PETERSON: Don't start with any probability stuff, OK? I've heard it all before. I choose 8.
CHEN: I've got 22.
BURROUGHS: Someone choose one in the 40s.
PETERSON: I told you not to start! What is it with you and all this superstition rubbish? I bet you don't even step on the cracks in the pavement.
BURROUGHS: Maybe, at least, we should choose consecutive numbers.
LISTER: Look, the more random the numbers, the more chance we'll have of being the only jackpot winners.
[PETERSON TAKES OUT A HANDY LOTTERY PLAYSLIP AND PENCIL AND BEGINS TO FILL IN THE CHOSEN NUMBERS. BURROUGHS LOOKS OVER]
BURROUGHS: Look. 2, 8 and 14 all go in a straight diagonal line when they're blanked out on the playslip.
LISTER: It doesn't matter, man.
BURROUGHS: But they don't look random.
LISTER: But they are.
CHEN: He's right, man, they don't look random. In fact, it looks as though we've put them in a diagonal line on purpose.
PETERSON: Just how much have you had to drink?
CHEN: What are we going to do?
LISTER: Leave them as they are. We know that they are random numbers and that's all that matters.
SELBY: But the lottery machine doesn't know they're random. It might think "hey , I'm giving the jackpot to someone who chose random numbers, not these diagonal-drawing-unrandom-gimps."
LISTER: What's wrong with all of you? It's people like you who change their numbers because they aren't spread over the whole playslip and end up sharing the jackpot with someone else. If you must, pretend we got a lucky dip and these are the numbers that the machine gave us.

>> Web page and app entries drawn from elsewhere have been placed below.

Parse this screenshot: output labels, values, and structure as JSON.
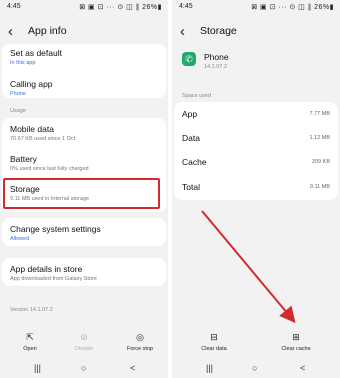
{
  "left": {
    "status_time": "4:45",
    "status_icons": "⊠ ▣ ⊡ ··· ⊙ ◫ ∥ 26%▮",
    "title": "App info",
    "items": [
      {
        "title": "Set as default",
        "sub": "In this app"
      },
      {
        "title": "Calling app",
        "sub": "Phone"
      }
    ],
    "usage_label": "Usage",
    "usage_items": [
      {
        "title": "Mobile data",
        "sub": "70.67 KB used since 1 Oct"
      },
      {
        "title": "Battery",
        "sub": "0% used since last fully charged"
      },
      {
        "title": "Storage",
        "sub": "9.11 MB used in Internal storage"
      }
    ],
    "change_settings": {
      "title": "Change system settings",
      "sub": "Allowed"
    },
    "store": {
      "title": "App details in store",
      "sub": "App downloaded from Galaxy Store"
    },
    "version": "Version 14.1.07.2",
    "actions": [
      {
        "label": "Open",
        "icon": "open-icon"
      },
      {
        "label": "Disable",
        "icon": "disable-icon"
      },
      {
        "label": "Force stop",
        "icon": "force-stop-icon"
      }
    ]
  },
  "right": {
    "status_time": "4:45",
    "status_icons": "⊠ ▣ ⊡ ··· ⊙ ◫ ∥ 26%▮",
    "title": "Storage",
    "app_name": "Phone",
    "app_version": "14.1.07.2",
    "space_label": "Space used",
    "rows": [
      {
        "label": "App",
        "value": "7.77 MB"
      },
      {
        "label": "Data",
        "value": "1.12 MB"
      },
      {
        "label": "Cache",
        "value": "209 KB"
      }
    ],
    "total": {
      "label": "Total",
      "value": "9.11 MB"
    },
    "actions": [
      {
        "label": "Clear data",
        "icon": "clear-data-icon"
      },
      {
        "label": "Clear cache",
        "icon": "clear-cache-icon"
      }
    ]
  },
  "nav": {
    "recents": "|||",
    "home": "○",
    "back": "<"
  },
  "colors": {
    "highlight": "#d32a2f",
    "accent": "#3d6fd6",
    "phone_app": "#23a86d"
  }
}
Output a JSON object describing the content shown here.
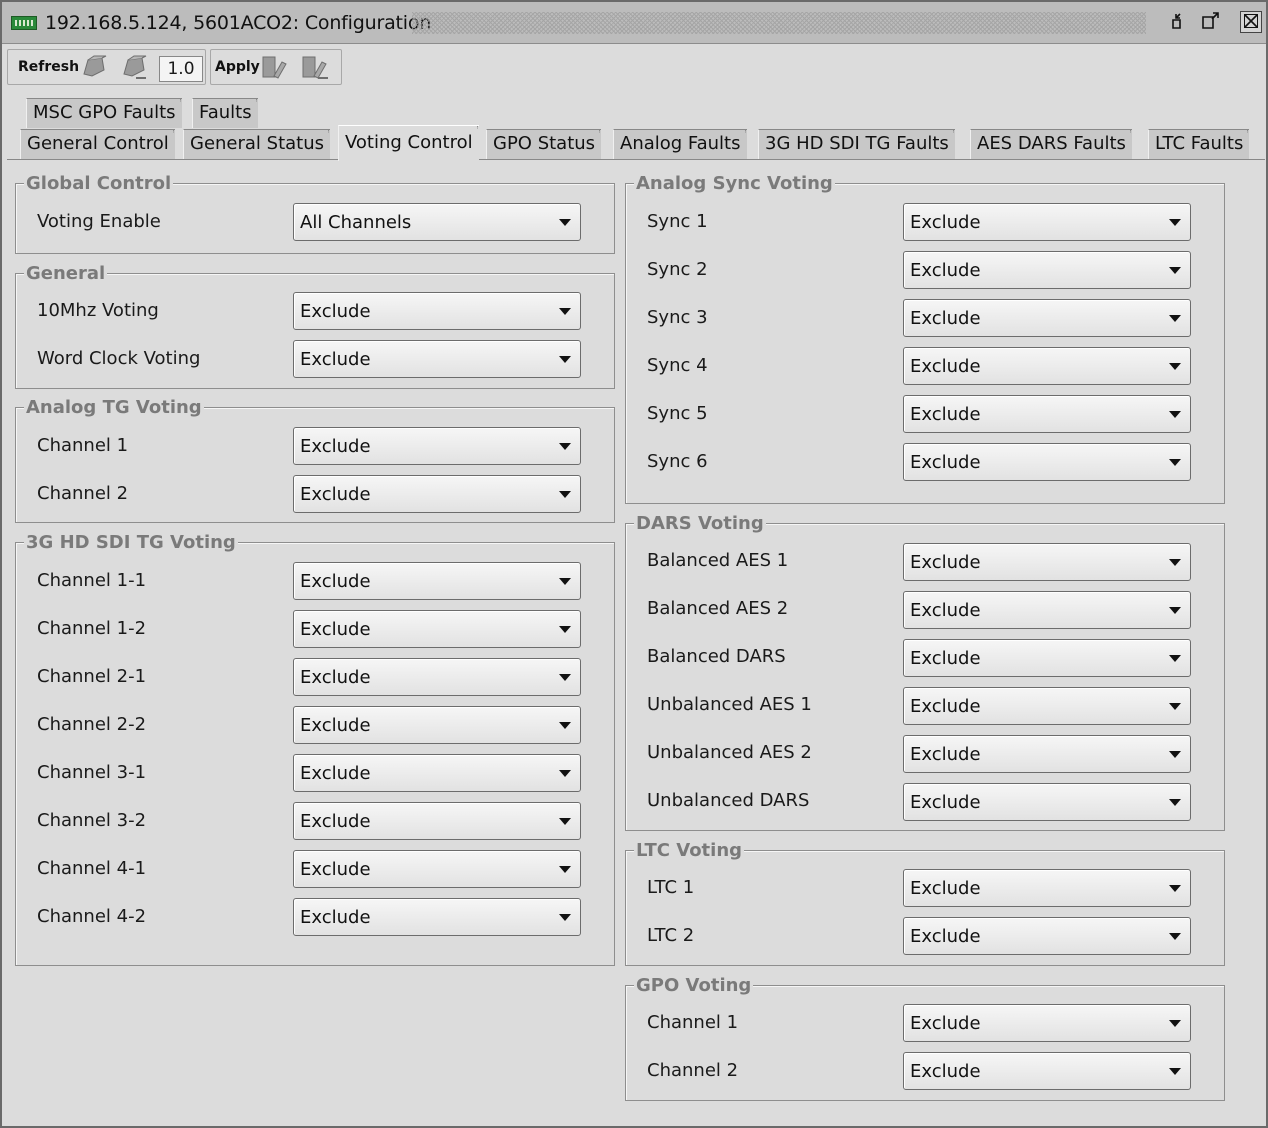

SELBY: Didn't you know? The lucky dip is a total fix. The lottery company control the numbers so that the lucky dip gives, then use magnetic balls to stop people winning.
PETERSON: [WITH FACE SCREWED UP IN DISBELIEF] You what?!?!
SELBY: I'm not joking. I heard that it's some big conspiracy and that all the lottery executives hoax it so they can hoard all the money to buy thick pile carpets and golfing holidays on the Algarve.
[PETERSON, AFTER A LONG PAUSE, GETS UP, TAKES UP ALL THE COINS ON THE TABLE AND STORMS OUT OF THE BAR. A SHORT PAUSE]
To cut a short story shorter, Peterson bought his lottery ticket and a long argument over who was going to keep the ticket over night, all six of the friends eventually went back to their individual sleeping quarters to watch the lottery pick on the ship's telecom.
The numbers picked were 10, 8, 16, 43, 44 and 3. The bonus ball came out as 34. Initially both Lister and Selby were quite annoyed with the others as only their numbers had been picked, but then they began arguing with each other over whose number was more important, Lister's being most special because it was the bonus number, Selby's being likewise because it was a main ball...
None of the six spoke a single word to each other again, partly because of their stubbornness, partly because it was only four days later that the Cadmium II radiation leak killed the entire crew.
Go and visit the Author’s web site – THE PICKLED JAR.